Here is a partial list of players left off the USMNT roster: John Brooks, DeAndre Yedlin, Tyler Adams, Timothy Weah, Josh Sargent, Antonee Robinson, Paxton Pomykal, Duane Holmes, Sebastian Lletget, Russell Canouse, Andrija Novakovich, and Bobby Wood.

Some went uncalled by Gregg Berhalter, yeah, but all remain prospects to get regular spots on the team.

Of the men who were called into the squad, there are several who entered the tournament as undoubted long-term mainstays: Christian Pulisic, Weston McKennie, Matt Miazga, and Zack Steffen among them. Others had a good handle on a place in the squad moving forward. While not perfect, Michael Bradley and Jozy Altidore ensured that they won’t be headed to the retirement unless they make that choice.

It’s difficult to get a read on Berhalter, and whether he’s dismissed a player or simply rotating according to some unnamed plan.

He benched Tyler Boyd with the U.S. in dire needed of attacking creativity against Mexico. Center backs Omar Gonzalez and Walker Zimmerman were pretty decent in the tournament, so maybe he had just seen enough?

Reggie Cannon seized his opportunity to lay claim to a fullback’s place in the pool, and Boyd looked good to most of us (again, how does Berhalter really feel?). Jordan Morris had his moments.

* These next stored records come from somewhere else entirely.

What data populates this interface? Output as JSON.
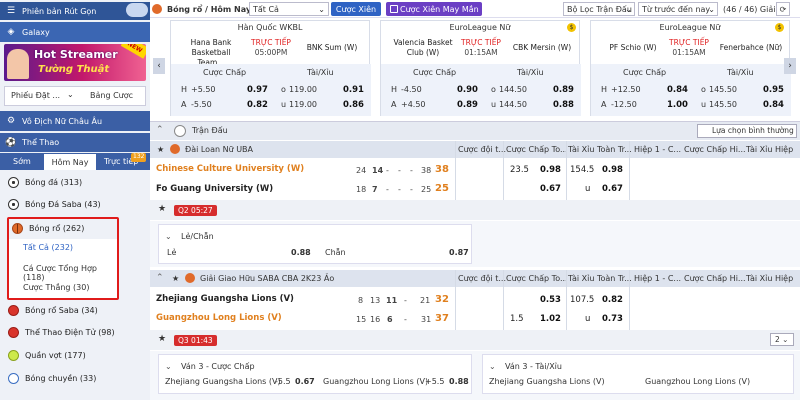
{
  "sidebar": {
    "cashout_label": "Phiên bản Rút Gọn",
    "galaxy_label": "Galaxy",
    "new_badge": "NEW",
    "banner_line1": "Hot Streamer",
    "banner_line2": "Tường Thuật",
    "tab_bet_slip": "Phiếu Đặt ...",
    "tab_bet_list": "Bảng Cược",
    "promo_label": "Vô Địch Nữ Châu Âu",
    "sports_label": "Thể Thao",
    "time_tabs": [
      "Sớm",
      "Hôm Nay",
      "Trực tiếp"
    ],
    "live_badge": "132",
    "items": [
      {
        "label": "Bóng đá",
        "count": "(313)",
        "icon": "soccer-ball-icon"
      },
      {
        "label": "Bóng Đá Saba",
        "count": "(43)",
        "icon": "soccer-ball-icon"
      },
      {
        "label": "Bóng rổ",
        "count": "(262)",
        "icon": "basketball-icon"
      },
      {
        "label": "Bóng rổ Saba",
        "count": "(34)",
        "icon": "basketball-icon"
      },
      {
        "label": "Thể Thao Điện Tử",
        "count": "(98)",
        "icon": "esports-icon"
      },
      {
        "label": "Quần vợt",
        "count": "(177)",
        "icon": "tennis-ball-icon"
      },
      {
        "label": "Bóng chuyền",
        "count": "(33)",
        "icon": "volleyball-icon"
      }
    ],
    "sub_items": [
      {
        "label": "Tất Cả",
        "count": "(232)"
      },
      {
        "label": "Cá Cược Tổng Hợp",
        "count": "(118)"
      },
      {
        "label": "Cược Thắng",
        "count": "(30)"
      }
    ]
  },
  "topbar": {
    "breadcrumb": "Bóng rổ / Hôm Nay",
    "filter_all": "Tất Cả",
    "parlay": "Cược Xiên",
    "lucky_parlay": "Cược Xiên May Mắn",
    "league_filter": "Bộ Lọc Trận Đấu",
    "order": "Từ trước đến nay",
    "pager": "(46 / 46) Giải"
  },
  "cards": [
    {
      "league": "Hàn Quốc WKBL",
      "home": "Hana Bank Basketball Team...",
      "away": "BNK Sum (W)",
      "status": "TRỰC TIẾP",
      "time": "05:00PM",
      "hdr_handicap": "Cược Chấp",
      "hdr_ou": "Tài/Xỉu",
      "rows": [
        {
          "h_lbl": "H",
          "h_line": "+5.50",
          "h_odd": "0.97",
          "ou_lbl": "o",
          "ou_line": "119.00",
          "ou_odd": "0.91"
        },
        {
          "h_lbl": "A",
          "h_line": "-5.50",
          "h_odd": "0.82",
          "ou_lbl": "u",
          "ou_line": "119.00",
          "ou_odd": "0.86"
        }
      ]
    },
    {
      "league": "EuroLeague Nữ",
      "home": "Valencia Basket Club (W)",
      "away": "CBK Mersin (W)",
      "status": "TRỰC TIẾP",
      "time": "01:15AM",
      "hdr_handicap": "Cược Chấp",
      "hdr_ou": "Tài/Xỉu",
      "rows": [
        {
          "h_lbl": "H",
          "h_line": "-4.50",
          "h_odd": "0.90",
          "ou_lbl": "o",
          "ou_line": "144.50",
          "ou_odd": "0.89"
        },
        {
          "h_lbl": "A",
          "h_line": "+4.50",
          "h_odd": "0.89",
          "ou_lbl": "u",
          "ou_line": "144.50",
          "ou_odd": "0.88"
        }
      ]
    },
    {
      "league": "EuroLeague Nữ",
      "home": "PF Schio (W)",
      "away": "Fenerbahce (Nữ)",
      "status": "TRỰC TIẾP",
      "time": "01:15AM",
      "hdr_handicap": "Cược Chấp",
      "hdr_ou": "Tài/Xỉu",
      "rows": [
        {
          "h_lbl": "H",
          "h_line": "+12.50",
          "h_odd": "0.84",
          "ou_lbl": "o",
          "ou_line": "145.50",
          "ou_odd": "0.95"
        },
        {
          "h_lbl": "A",
          "h_line": "-12.50",
          "h_odd": "1.00",
          "ou_lbl": "u",
          "ou_line": "145.50",
          "ou_odd": "0.84"
        }
      ]
    }
  ],
  "table": {
    "section_label": "Trận Đấu",
    "odds_select": "Lựa chọn bình thường",
    "league1": {
      "name": "Đài Loan Nữ UBA",
      "cols": [
        "Cược đội t...",
        "Cược Chấp To...",
        "Tài Xỉu Toàn Tr...",
        "Hiệp 1 - C...",
        "Cược Chấp Hi...",
        "Tài Xỉu Hiệp"
      ],
      "home": {
        "name": "Chinese Culture University (W)",
        "q": [
          "24",
          "14",
          "-",
          "-",
          "-",
          "38"
        ],
        "total": "38"
      },
      "away": {
        "name": "Fo Guang University (W)",
        "q": [
          "18",
          "7",
          "-",
          "-",
          "-",
          "25"
        ],
        "total": "25"
      },
      "odds": {
        "hc_line": "23.5",
        "hc_home": "0.98",
        "hc_away": "0.67",
        "ou_line": "154.5",
        "ou_over": "0.98",
        "ou_lbl": "u",
        "ou_under": "0.67"
      },
      "quarter": "Q2 05:27",
      "sub_title": "Lẻ/Chẵn",
      "odd_lbl": "Lẻ",
      "odd_val": "0.88",
      "even_lbl": "Chẵn",
      "even_val": "0.87"
    },
    "league2": {
      "name": "Giải Giao Hữu SABA CBA 2K23 Ảo",
      "cols": [
        "Cược đội t...",
        "Cược Chấp To...",
        "Tài Xỉu Toàn Tr...",
        "Hiệp 1 - C...",
        "Cược Chấp Hi...",
        "Tài Xỉu Hiệp"
      ],
      "home": {
        "name": "Zhejiang Guangsha Lions (V)",
        "q": [
          "8",
          "13",
          "11",
          "-",
          "21"
        ],
        "total": "32"
      },
      "away": {
        "name": "Guangzhou Long Lions (V)",
        "q": [
          "15",
          "16",
          "6",
          "-",
          "31"
        ],
        "total": "37"
      },
      "odds": {
        "hc_home": "0.53",
        "hc_line_a": "1.5",
        "hc_away": "1.02",
        "ou_line": "107.5",
        "ou_over": "0.82",
        "ou_lbl": "u",
        "ou_under": "0.73"
      },
      "quarter": "Q3 01:43",
      "page_select": "2",
      "sub_left_title": "Ván 3 - Cược Chấp",
      "sub_right_title": "Ván 3 - Tài/Xỉu",
      "sub_left_row": {
        "home": "Zhejiang Guangsha Lions (V)",
        "home_line": "-5.5",
        "home_odd": "0.67",
        "away": "Guangzhou Long Lions (V)",
        "away_line": "+5.5",
        "away_odd": "0.88"
      },
      "sub_right_row": {
        "home": "Zhejiang Guangsha Lions (V)",
        "away": "Guangzhou Long Lions (V)"
      }
    }
  },
  "colors": {
    "brand_blue": "#3b5fa5",
    "live_red": "#e02020",
    "score_orange": "#e0801f",
    "highlight_red": "#e01b1b",
    "parlay_purple": "#6b3fc4"
  }
}
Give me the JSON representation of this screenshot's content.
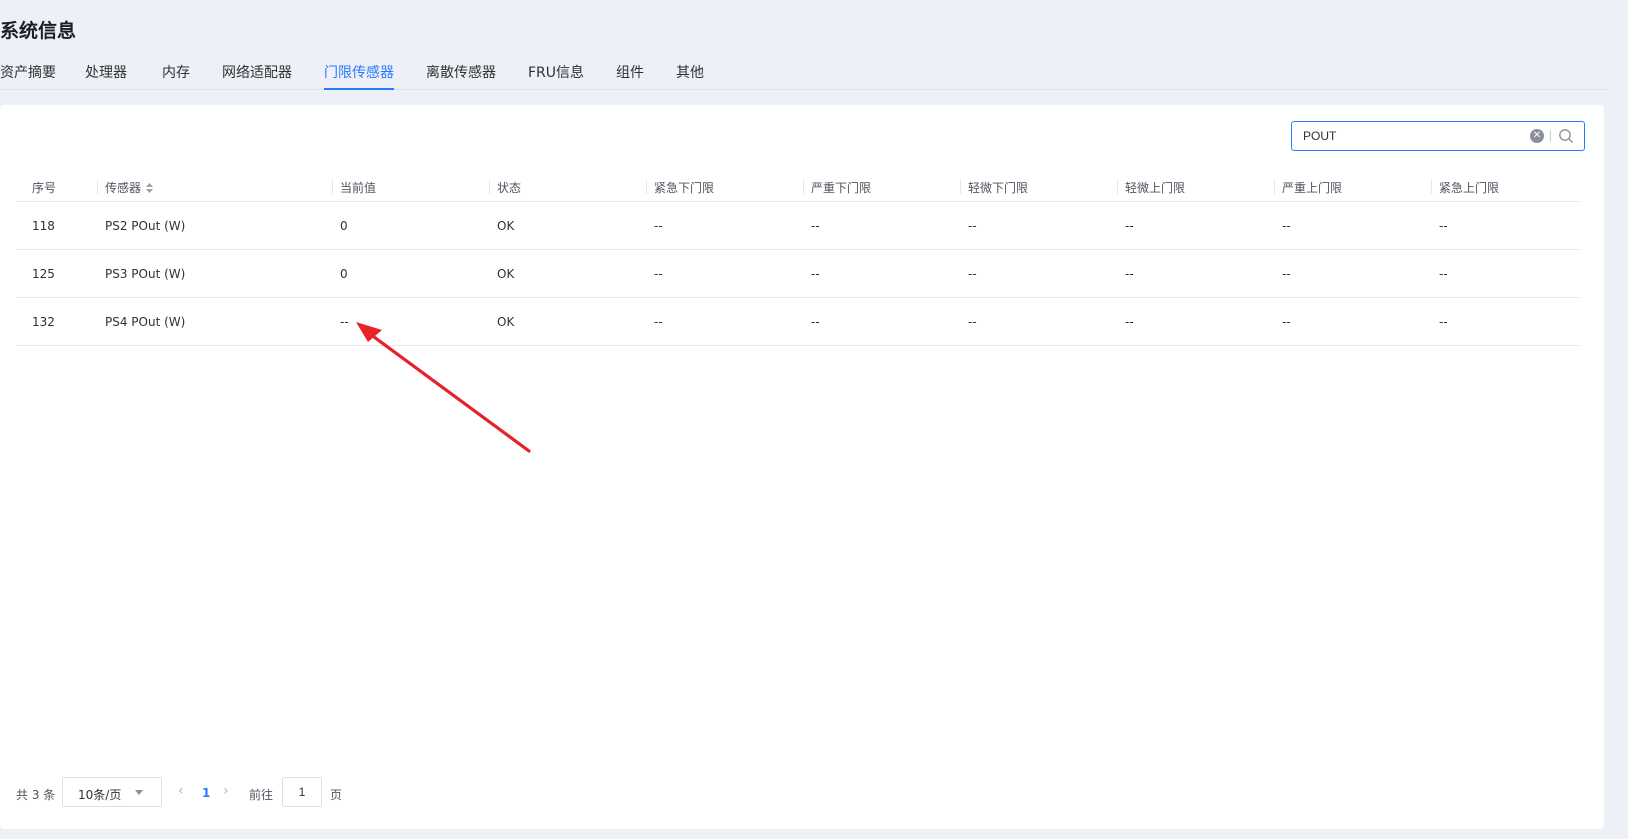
{
  "page": {
    "title": "系统信息"
  },
  "tabs": [
    {
      "label": "资产摘要"
    },
    {
      "label": "处理器"
    },
    {
      "label": "内存"
    },
    {
      "label": "网络适配器"
    },
    {
      "label": "门限传感器",
      "active": true
    },
    {
      "label": "离散传感器"
    },
    {
      "label": "FRU信息"
    },
    {
      "label": "组件"
    },
    {
      "label": "其他"
    }
  ],
  "search": {
    "value": "POUT",
    "clear_icon": "clear-icon",
    "search_icon": "search-icon"
  },
  "table": {
    "columns": [
      "序号",
      "传感器",
      "当前值",
      "状态",
      "紧急下门限",
      "严重下门限",
      "轻微下门限",
      "轻微上门限",
      "严重上门限",
      "紧急上门限"
    ],
    "sortable_column": "传感器",
    "rows": [
      [
        "118",
        "PS2 POut (W)",
        "0",
        "OK",
        "--",
        "--",
        "--",
        "--",
        "--",
        "--"
      ],
      [
        "125",
        "PS3 POut (W)",
        "0",
        "OK",
        "--",
        "--",
        "--",
        "--",
        "--",
        "--"
      ],
      [
        "132",
        "PS4 POut (W)",
        "--",
        "OK",
        "--",
        "--",
        "--",
        "--",
        "--",
        "--"
      ]
    ]
  },
  "pagination": {
    "total": "共 3 条",
    "page_size": "10条/页",
    "current_page": "1",
    "goto_label": "前往",
    "goto_value": "1",
    "page_suffix": "页"
  },
  "colors": {
    "accent": "#2979ff",
    "annotation": "#e8212b",
    "background": "#edf1f7"
  }
}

Paul Arriola seems to have made the right impression on his coach, while Berhalter has a very high opinion of Cristian Roldan (His engine is elite, but production remains absent).

All told, the coach is doing a decent job

I’ve written a number of times that the U.S. Soccer Federation did Gregg Berhalter no favors with the mysterious hiring process, because he’s a worthy hiring.

The loss against Mexico stings but it doesn’t scar, maybe because Berhalter’s Yanks pummeled Trinidad and Tobago for a measure of revenge and staked fair claims of superiority over Panama and Jamaica.

His system is asking a lot out of this player pool, but once we see the full-throated team with John Brooks leading out of the back with his under-appreciated distribution and Tyler Adams spying Pulisic, Weah, and other electric attackers, the Yanks are going to roar through CONCACAF.

Injuries could cost them, yeah, and the youth we’ve seen shine with the U-20s and (hopefully) the U-23s heading into the Olympics need to be nurtured into contributors.

As of right now, you’d bet on the USMNT to sit in the top three spots for the Hex and it’s reasonable to expect Berhalter to develop the young players into a squad that can rival Mexico’s by the Nations League finals or the Hex.

That’s when Berhalter will get his next serious chance to rival Tata Martino. And this time, he won’t have to plug in maybes and what ifs.

Hopefully. And that adverb is the one that applies to almost every USMNT question.

Bonus item: USWNT

After 1300 words on the men, here are a dozen or so on the women that matter just as much: Pay them equally. They’re the best we’ve got, and it’s the right thing to do anyway.